Blow up a bar of Ivory soap in the microwave.
Ivory soap . . . it’s the soap that floats. But why? Discover the secret behind this floating sensation by cooking the whole bar of soap in the microwave. That’s right, a bar of Ivory soap + the microwave oven = a very cool trick! And your kitchen will smell so fresh and clean when you’re finished.
- Bar of Ivory soap (you must use Ivory brand soap)
- Various bars of other brands of soap
- Deep bowl of water (or a plastic tub)
- Dinner plate
- Microwave oven
The first part of this experiment is designed to prove whether or not the claim is true. Does Ivory soap really float? Fill the bowl with water and drop in a brand-new bar of Ivory soap. It’s a pretty simple test . . . does it float?
Maybe all bars of soap float. If you have other brands of soap, try the float or sink test. You’ll probably discover that all of the bars of soap sink except for the Ivory brand soap. Why?
Remove the Ivory soap from the water and break it in half to see if the bar of soap is actually hollow or if there are huge pockets of air. If either is true, that would make the soap float, right?
Use the knife to cut the bar of Ivory soap into four equal pieces. Place the pieces of soap on a dinner plate, and then place the whole thing in the center of the microwave oven, after asking permission from an adult.
Cook the bar of soap on HIGH for 1 minute. Don’t take your eyes off the bar of soap as it begins to expand and erupt into beautiful puffy clouds. Be careful not to overcook your soap soufflé.
Allow the soap to cool for a minute or so before touching it. Amazing. . . it’s puffy but rigid. Don’t waste the soap. Take it into the shower or bath. It’s still great soap with a slightly different shape and size.
How Does It Work
Ivory soap is one of the few brands of bar soap that floats in water. But when you break the bar of soap into several pieces, there are no large pockets of air inside. If it floats in water and has no large pockets of air, it must mean that the soap itself is less dense than water. Ivory soap floats because air is whipped into the soap during the manufacturing process. If you break the bar of soap in half with your hands and look closely at the edge of the bar, you’ll see tiny pockets of air. Cutting the soap with a knife leaves a smooth edge making it impossible to see the exposed air bubbles.
The air-filled soap was actually discovered by accident in 1890 by an employee at Procter & Gamble. While mixing up a batch of soap, the employee forgot to turn off his mixing machine before taking his lunch break. This caused so much air to be whipped into the soap that the batch nearly doubled in size. When the soap was formed into bars, the bars floated in water. The response by the public was so favorable that Procter & Gamble continued to whip air into the soap, capitalizing on the mistake by marketing their new creation as “The Soap that Floats!”

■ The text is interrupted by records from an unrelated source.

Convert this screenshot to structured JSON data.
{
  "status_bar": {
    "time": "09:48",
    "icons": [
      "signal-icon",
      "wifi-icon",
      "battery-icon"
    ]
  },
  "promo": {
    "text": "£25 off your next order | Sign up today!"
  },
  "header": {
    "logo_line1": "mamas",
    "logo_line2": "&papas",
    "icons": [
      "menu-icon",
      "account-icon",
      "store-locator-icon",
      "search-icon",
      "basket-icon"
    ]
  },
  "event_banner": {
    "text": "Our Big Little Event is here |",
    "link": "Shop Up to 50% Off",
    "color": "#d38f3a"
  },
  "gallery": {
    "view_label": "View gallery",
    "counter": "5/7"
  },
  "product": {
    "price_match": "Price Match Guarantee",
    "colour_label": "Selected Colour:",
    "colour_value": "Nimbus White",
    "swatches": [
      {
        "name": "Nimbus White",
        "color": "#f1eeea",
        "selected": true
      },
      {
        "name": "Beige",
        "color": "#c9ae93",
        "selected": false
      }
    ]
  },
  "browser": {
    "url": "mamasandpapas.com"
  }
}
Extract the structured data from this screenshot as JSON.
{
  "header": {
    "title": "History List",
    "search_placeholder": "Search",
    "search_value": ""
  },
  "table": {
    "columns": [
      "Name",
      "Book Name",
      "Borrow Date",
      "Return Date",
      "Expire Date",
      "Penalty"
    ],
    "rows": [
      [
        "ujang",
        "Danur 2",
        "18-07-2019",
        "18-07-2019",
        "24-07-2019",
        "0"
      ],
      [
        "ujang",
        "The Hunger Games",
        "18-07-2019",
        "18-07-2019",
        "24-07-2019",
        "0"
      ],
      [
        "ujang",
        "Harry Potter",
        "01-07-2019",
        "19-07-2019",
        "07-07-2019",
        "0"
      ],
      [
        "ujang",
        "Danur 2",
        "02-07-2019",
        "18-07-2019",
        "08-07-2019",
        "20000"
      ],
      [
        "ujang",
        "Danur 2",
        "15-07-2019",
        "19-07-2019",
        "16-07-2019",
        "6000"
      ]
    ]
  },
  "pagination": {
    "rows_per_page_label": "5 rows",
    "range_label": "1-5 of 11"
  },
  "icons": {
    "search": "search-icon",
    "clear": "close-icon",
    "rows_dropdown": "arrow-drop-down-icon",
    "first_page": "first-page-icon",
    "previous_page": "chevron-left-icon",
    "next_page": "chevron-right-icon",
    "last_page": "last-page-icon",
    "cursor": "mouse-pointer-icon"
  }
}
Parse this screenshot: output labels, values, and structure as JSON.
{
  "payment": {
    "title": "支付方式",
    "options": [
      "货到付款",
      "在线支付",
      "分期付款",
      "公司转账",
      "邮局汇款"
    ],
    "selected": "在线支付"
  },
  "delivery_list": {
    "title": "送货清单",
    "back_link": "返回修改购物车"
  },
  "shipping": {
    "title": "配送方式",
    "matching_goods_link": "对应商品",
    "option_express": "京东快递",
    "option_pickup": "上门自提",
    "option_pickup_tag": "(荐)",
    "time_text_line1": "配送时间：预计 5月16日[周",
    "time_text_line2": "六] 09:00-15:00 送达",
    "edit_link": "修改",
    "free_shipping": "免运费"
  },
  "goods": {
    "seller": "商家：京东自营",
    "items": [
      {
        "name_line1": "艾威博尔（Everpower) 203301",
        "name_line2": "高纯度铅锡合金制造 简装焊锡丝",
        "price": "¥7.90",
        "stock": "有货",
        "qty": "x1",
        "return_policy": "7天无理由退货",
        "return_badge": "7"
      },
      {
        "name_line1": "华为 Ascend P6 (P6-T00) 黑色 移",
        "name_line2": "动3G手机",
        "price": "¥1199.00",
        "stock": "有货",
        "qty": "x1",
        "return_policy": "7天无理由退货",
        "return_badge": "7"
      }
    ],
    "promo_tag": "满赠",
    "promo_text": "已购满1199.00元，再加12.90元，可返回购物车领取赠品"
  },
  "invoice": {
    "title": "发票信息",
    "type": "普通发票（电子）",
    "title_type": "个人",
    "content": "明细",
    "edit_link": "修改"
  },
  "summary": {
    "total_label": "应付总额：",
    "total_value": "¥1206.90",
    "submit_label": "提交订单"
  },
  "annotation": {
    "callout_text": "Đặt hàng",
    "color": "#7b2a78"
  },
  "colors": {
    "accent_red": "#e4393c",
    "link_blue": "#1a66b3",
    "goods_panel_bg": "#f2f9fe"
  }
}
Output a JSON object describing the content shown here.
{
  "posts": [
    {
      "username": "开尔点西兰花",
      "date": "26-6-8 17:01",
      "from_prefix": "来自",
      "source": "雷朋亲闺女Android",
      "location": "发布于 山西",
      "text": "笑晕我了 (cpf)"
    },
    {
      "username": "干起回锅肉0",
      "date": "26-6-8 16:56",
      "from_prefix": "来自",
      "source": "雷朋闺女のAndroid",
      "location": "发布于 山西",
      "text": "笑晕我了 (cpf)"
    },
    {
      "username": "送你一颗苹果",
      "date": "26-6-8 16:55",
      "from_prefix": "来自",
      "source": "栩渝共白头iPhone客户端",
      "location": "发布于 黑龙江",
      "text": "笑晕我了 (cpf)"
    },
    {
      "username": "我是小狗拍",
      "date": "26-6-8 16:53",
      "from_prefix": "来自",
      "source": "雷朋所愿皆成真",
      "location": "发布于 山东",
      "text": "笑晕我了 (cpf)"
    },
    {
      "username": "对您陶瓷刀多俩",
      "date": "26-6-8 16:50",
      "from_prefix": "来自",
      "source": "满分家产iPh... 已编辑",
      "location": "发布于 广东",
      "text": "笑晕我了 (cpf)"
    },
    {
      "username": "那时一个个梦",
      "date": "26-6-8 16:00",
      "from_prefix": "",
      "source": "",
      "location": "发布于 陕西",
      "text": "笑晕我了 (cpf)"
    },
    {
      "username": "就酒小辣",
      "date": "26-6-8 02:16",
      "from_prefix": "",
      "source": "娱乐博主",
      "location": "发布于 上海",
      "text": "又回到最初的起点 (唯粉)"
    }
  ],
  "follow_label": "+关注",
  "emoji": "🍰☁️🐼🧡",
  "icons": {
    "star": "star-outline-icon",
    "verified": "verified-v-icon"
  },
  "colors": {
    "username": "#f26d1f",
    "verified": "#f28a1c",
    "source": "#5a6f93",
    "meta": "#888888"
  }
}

Why does the soap expand in the microwave? This is actually very similar to what happens when popcorn pops or when you try to microwave a marshmallow. Those air bubbles in the soap (or in the popcorn kernels or marshmallow) contain water molecules. Water is also caught up in the matrix of the soap itself. The expanding effect is caused when the water is heated by the microwave. The water vaporizes and the heat causes the trapped air to expand. Likewise, the heat causes the soap itself to soften and become pliable.
This effect is actually a demonstration of Charles’s Law. Charles’s Law states that as the temperature of a gas increases, so does its volume. When the soap is heated, the molecules of air in the soap move quickly, causing them to move far away from each other. This causes the soap to puff up and expand to an enor- mous size. Other brands of soap without whipped air tend to melt when heated up in the microwave.
And now the entire kitchen smells like . . . cooked soap.
Take It Further
Try the same experiment with any bar of soap other than Ivory. Do you see the same results? If you have an older bar of Ivory soap around the house, do a side-by-side comparison test between the older soap and a brand-new bar from the store. Does the age of the soap have any effect on the size of the soap soufflé?
What would happen if you microwaved a marshmallow? What are you waiting for? Try it! Put the marshmallow on a plate and microwave it for about 30 seconds. What happens? Run the test several other times with new marshmallows and different “cooking” times.
WARNING! IMPORTANT SAFETY RULES
This experiment requires the use of a microwave oven. Even though you’ve used a microwave oven to heat a leftover burrito a thousand times, the lawyers make us include this warning—adult supervision is required.